[What the exercise asks]: Comb through the entries for "icon" and pull out each line that holds it.

-------- Records for the task

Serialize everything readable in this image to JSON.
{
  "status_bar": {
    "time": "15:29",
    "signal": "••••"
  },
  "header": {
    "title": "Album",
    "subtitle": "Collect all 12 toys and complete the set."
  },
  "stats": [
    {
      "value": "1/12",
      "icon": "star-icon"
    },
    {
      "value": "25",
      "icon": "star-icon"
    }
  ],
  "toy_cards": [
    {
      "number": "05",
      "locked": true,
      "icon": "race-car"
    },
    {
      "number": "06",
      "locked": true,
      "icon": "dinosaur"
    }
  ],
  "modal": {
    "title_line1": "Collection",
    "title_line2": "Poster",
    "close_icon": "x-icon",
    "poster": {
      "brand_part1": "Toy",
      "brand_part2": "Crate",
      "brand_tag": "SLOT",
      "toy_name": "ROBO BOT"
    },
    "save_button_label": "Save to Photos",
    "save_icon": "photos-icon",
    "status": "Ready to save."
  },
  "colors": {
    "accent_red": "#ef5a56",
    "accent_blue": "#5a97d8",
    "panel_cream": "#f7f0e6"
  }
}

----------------

[Expected answer]:
      "icon": "star-icon"
      "icon": "star-icon"
      "icon": "race-car"
      "icon": "dinosaur"
    "close_icon": "x-icon",
    "save_icon": "photos-icon",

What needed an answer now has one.